Can vans deliver profit as well as goods?
13 January 2019 - 7:00pm | John Swift
It’s a bit more than a few straws in the wind when Vertu buys a £35 million-a-year online van dealer, when Evans Halshaw puts more emphasis on its Vauxhall Van Business Centres, when the SMMT, NFDA and others are queuing up to say how strong the 2018 van market was and when auction reports show LCVs fetching good money.
That’s all happened in the past week or so and underlines the belief that vans are strong business at the moment, have been for a while in fact; last year was the fourth best on record which is impressive going against the otherwise gloomy economic backdrop of UK plc.

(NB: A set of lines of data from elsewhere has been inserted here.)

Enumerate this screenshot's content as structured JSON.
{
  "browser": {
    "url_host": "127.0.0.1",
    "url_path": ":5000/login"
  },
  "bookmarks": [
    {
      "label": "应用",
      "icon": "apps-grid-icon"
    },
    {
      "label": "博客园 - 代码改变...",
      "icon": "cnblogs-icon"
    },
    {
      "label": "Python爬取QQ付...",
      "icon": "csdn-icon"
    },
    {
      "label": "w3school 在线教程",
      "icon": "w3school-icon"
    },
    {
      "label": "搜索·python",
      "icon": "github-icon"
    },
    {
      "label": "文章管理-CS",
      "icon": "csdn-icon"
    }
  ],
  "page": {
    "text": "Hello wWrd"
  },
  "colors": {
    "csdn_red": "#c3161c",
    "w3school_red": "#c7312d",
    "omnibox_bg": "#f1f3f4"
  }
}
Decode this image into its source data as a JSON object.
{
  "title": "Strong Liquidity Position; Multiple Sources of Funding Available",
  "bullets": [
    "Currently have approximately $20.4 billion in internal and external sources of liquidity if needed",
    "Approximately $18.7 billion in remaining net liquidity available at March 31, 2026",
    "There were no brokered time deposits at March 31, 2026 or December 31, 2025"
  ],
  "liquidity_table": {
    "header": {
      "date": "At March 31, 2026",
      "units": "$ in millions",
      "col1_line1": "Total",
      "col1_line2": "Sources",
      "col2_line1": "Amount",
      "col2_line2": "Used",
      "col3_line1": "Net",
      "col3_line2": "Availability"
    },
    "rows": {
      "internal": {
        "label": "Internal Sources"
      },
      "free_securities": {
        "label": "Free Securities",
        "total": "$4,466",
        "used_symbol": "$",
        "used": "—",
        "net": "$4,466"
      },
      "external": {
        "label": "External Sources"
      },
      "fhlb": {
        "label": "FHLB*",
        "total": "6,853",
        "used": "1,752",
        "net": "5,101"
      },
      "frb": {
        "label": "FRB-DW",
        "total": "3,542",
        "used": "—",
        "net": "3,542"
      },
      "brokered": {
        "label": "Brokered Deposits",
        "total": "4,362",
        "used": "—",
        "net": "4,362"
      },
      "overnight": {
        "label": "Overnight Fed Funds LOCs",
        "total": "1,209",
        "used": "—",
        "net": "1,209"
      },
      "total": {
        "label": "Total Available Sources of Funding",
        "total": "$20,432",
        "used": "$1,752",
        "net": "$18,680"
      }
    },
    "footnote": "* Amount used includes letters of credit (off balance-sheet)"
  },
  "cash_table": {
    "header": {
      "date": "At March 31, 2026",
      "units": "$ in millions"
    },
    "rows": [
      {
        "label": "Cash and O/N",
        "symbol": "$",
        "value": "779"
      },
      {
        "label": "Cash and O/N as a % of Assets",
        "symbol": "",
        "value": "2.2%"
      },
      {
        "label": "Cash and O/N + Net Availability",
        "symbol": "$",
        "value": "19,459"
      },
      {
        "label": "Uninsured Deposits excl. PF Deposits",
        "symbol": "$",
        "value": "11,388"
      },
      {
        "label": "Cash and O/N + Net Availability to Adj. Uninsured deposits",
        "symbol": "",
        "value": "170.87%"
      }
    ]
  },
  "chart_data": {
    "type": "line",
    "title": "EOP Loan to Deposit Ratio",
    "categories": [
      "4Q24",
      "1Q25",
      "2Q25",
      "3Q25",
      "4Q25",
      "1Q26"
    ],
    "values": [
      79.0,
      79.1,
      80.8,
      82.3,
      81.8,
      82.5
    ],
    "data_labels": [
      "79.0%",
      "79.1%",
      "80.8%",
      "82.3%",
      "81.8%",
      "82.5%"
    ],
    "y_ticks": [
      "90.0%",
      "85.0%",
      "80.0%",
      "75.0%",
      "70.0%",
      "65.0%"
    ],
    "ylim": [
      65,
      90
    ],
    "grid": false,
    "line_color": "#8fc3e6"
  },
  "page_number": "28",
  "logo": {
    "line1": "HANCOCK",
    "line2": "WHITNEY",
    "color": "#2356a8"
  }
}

There is demand there and there is money to be made, perhaps more so than cars in many cases.
Vertu certainly thinks so. Speaking of the Vans Direct buy-out, chief executive, Robert Forrester, said: “We expect Vans Direct to generate an earnings stream with higher gross and net margins than those typically earned by the group, and we believe that the future growth prospects for this new business are significant.”
Tradespeople, fleets, smaller businesses, home deliveries and parcel drops from Amazon etc are powering the 2.5 to 3.5 tonne sector, the biggest of any in the overall LCV market with about two-thirds of total sales, but pick-ups have accelerated into the fast lane too and it is worth keeping an eye on these as well.
Asking around this week, few people seemed willing to tell me what the profit per unit is on a van relative to a similarly priced car. The manufacturers say there is substantially less money in fact, because the volumes aren’t there to generate the economies of scale which is why so many vans are done collaboratively between a few makers. At the retail end of the business the picture is rather different.
Or as one used sector retailer said to me the other day: “It’s not the ppu that’s the attraction, it’s the demand which means we can turn stock around faster. Put a good van or pick-up on a pitch and chances are it will be sold quicker than the car next to it so we can fill it with another one. After all, we live by dealing and you can’t deal on stock which sticks. Vans don’t and to us that’s the attraction.”